|Bermudagrass||Bermudagrass is a kind of grass that is grown in the south. It can grow in different places and does well on fertile soil. It produces high yields when it’s managed well and has about as much nutrition as orchardgrass or tall fescue.|
|Crabgrass||Crabgrass grows quickly and fills bares spaces. Crabgrass is used for forage in some places, but it grows unevenly and is not desirable as a food source for horses in other areas.|
|Bahaigrass||Bahiagrass is grown in many areas of the south. People like it because it’s easy to grow. But I wouldn’t say I like it. It’s tough, wears down a horse’s teeth, and provides little nutritional value. It’s much better suited for cows and sheep.|
The best grass for horse pastures includes a mix of both warm and cool-season kinds of grass.
Too much rich grass can cause a horse to founder.
Horse owners can save a good deal of money since hay and grain rations can be cut back if a horse is getting sufficient nutrition from forage.
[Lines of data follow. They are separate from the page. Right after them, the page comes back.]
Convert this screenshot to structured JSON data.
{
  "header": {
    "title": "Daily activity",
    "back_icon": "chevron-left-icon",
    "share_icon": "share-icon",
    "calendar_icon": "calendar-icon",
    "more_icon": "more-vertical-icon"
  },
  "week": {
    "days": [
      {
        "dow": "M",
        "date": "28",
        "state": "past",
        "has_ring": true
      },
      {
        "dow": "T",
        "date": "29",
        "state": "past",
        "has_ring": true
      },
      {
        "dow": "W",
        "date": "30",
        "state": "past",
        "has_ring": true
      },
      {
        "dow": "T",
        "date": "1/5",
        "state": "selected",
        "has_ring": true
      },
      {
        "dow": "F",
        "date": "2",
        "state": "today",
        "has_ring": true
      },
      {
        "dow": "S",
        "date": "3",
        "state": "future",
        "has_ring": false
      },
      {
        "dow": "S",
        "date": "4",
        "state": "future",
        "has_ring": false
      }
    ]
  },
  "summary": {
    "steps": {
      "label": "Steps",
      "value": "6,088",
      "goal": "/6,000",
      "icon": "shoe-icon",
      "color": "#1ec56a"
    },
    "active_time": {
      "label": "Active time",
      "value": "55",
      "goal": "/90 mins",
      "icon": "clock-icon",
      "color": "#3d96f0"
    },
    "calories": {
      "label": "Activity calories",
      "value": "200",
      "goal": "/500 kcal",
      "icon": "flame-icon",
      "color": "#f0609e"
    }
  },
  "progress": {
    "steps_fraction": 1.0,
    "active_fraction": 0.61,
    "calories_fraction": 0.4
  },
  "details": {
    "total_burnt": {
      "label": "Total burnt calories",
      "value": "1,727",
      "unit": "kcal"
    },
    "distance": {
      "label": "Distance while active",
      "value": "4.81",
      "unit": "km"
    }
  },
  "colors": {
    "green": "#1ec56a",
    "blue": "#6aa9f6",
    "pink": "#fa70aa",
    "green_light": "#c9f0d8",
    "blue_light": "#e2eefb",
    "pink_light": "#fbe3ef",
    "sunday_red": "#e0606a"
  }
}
Don’t, however, suddenly turn a hay-fed horse out to graze for long periods. Rich grasses can easily founder a horse.
Pasture grass should not be allowed to grow too high or be clipped too short; tall mature grass is less nutritious, and overgrazed land may breed parasites. For that reason, both pasture rotation and fertilization are recommended.
Cattle can improve horse pastures by fertilizing the soil and keeping the grass cropped, allowing the horse to consume the easily digestible and more nutritious young grass.
Properly maintained pastures provide the best nutrition.
Legumes, such as alfalfa and clover, and grasses like Timothy and Kentucky bluegrass, are excellent pasture grasses. However, some grasses may have a laxative effect at certain times of the year.
Horses are most likely to get diarrhea from eating grass when they are turned out after extended stall confinement and are suddenly exposed to a richer diet.
This sudden increase in rich food is troublesome for heavily worked horses but excellent for broodmares and young horses. Temporary pastures of young, growing oats, rye, wheat, or barley can provide a welcome change when the regular fields are dormant.
To learn more about founder in horses, I wrote an article you may find interesting: What Causes a Horse to Founder and Can They Recover From It?
Horses can’t eat grass clippings.
You should never give your horse fresh-cut grass because they can eat it too fast without thoroughly chewing, which in turn causes severe health issues. Cut pieces of grass also attract bacteria and mold that will severely affect a horse’s stomach when eaten.
I wrote an article all about why horses shouldn’t eat grass clippings. If you’re interested in learning more about the topic, check it out: Why Can’t Horses Eat Cut Grass? Isn’t Hay Grass Clippings?
What kind of grass is bad for horses?
Don’t let your horses eat any of the following: sorghum, sudangrass, johnsongrass, or any varieties of these types. Horses can get sick from eating this grass. That’s why horse owners must know what the grass is in their pastures.